Here’s the how: In most cases, the roofline of a typical gable roof pinches off at the attic. As a result, insulation is a little thinner where the roof comes over the wall, resulting in a bit more heat getting to the roof. This melts snow/ice, which then trickles downslope to the part of the roof that isn’t heated at all. Whammo, the water freezes, creating those massive globs of ice that gather at the edge of a roof. If they get large enough, these ice dams will result in water seeping up under shingles.
We know it’s warm outside, but just for a moment, we want you to think about winter – because what what you do with that summer roofing project now could save you a whole host of headaches once the snow starts flying.
This time of the year, it’s not uncommon for folks to reshingle a roof. It might not be the simplest of DIY jobs, but for someone with basic construction skills, it’s easy enough.
Here’s a tip to make sure it’s done right. In many cases, it’s a requirement of Code to install what’s called “eaves protection” along the lower edges of a roof. Builders will often call this by a brand name, of which there are a few.

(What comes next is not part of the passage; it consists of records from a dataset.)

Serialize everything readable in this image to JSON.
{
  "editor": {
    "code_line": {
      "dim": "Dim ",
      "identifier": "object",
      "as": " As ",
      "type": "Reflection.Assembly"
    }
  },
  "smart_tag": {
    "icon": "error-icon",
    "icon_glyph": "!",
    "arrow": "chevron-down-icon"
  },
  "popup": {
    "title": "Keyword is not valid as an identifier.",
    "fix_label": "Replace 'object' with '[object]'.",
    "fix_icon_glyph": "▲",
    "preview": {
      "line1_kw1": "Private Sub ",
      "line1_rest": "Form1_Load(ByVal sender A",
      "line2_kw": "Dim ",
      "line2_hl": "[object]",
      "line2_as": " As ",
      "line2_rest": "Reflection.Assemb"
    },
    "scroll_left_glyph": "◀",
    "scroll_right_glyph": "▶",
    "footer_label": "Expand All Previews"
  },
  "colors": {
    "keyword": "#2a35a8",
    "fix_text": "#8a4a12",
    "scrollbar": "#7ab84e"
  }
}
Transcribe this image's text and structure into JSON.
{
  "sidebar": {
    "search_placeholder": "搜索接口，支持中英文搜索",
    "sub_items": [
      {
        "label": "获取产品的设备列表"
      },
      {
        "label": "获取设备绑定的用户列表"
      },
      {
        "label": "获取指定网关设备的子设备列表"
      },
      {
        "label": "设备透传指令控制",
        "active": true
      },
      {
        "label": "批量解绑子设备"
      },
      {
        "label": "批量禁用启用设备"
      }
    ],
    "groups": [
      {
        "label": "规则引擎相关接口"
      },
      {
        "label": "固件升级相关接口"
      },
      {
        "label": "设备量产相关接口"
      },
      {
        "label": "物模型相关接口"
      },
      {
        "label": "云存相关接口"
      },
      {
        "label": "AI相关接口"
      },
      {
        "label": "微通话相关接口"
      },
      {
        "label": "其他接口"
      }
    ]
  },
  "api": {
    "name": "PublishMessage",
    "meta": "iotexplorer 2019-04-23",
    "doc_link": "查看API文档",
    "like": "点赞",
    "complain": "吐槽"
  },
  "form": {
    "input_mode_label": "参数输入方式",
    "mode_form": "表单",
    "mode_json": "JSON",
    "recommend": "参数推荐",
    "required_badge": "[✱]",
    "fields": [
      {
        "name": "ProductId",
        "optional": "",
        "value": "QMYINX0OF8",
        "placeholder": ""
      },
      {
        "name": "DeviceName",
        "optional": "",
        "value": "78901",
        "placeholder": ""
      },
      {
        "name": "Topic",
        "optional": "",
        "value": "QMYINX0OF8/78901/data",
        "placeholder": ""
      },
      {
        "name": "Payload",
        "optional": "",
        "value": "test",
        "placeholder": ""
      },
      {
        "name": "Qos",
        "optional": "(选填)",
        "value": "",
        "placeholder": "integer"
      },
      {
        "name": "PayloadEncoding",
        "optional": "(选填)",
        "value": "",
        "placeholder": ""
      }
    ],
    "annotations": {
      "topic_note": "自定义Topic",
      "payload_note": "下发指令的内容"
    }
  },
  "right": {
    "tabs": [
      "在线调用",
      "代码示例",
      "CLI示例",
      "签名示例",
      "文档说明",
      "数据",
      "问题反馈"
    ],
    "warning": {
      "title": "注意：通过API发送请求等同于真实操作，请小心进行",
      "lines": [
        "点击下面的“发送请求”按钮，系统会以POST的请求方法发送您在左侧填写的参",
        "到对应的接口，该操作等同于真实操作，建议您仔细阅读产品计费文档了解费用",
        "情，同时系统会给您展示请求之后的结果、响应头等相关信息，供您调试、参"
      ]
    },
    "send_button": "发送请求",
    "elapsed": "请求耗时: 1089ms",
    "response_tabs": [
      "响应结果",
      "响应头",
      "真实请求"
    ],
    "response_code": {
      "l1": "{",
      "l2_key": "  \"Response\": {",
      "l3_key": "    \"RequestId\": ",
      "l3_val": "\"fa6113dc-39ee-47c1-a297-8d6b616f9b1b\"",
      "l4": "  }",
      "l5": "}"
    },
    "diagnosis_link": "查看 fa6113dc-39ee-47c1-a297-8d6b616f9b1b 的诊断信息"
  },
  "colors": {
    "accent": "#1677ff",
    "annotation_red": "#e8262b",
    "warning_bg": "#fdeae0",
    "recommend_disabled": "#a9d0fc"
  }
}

However, regardless of the manufacturer of the eaves protection, they are all essentially a strip of waterproof material that adheres directly to the sheathing, as shown in the image.
Here’s the why: It’s to protect water created by ice dams from leaking into your home.
Eaves protection isn't required for all roofs: just shingle and shake roofs, of a certain slope (greater than 8:12 pitch.)
That said, best practice is to install eave protection on the edges of any shingle/shake roof that is subject to heating, as well as along the valleys.
Oh, and another thing: building permits are not required anywhere in our service area for re-shingling a roof.
Questions? Give us a call at 466-7369.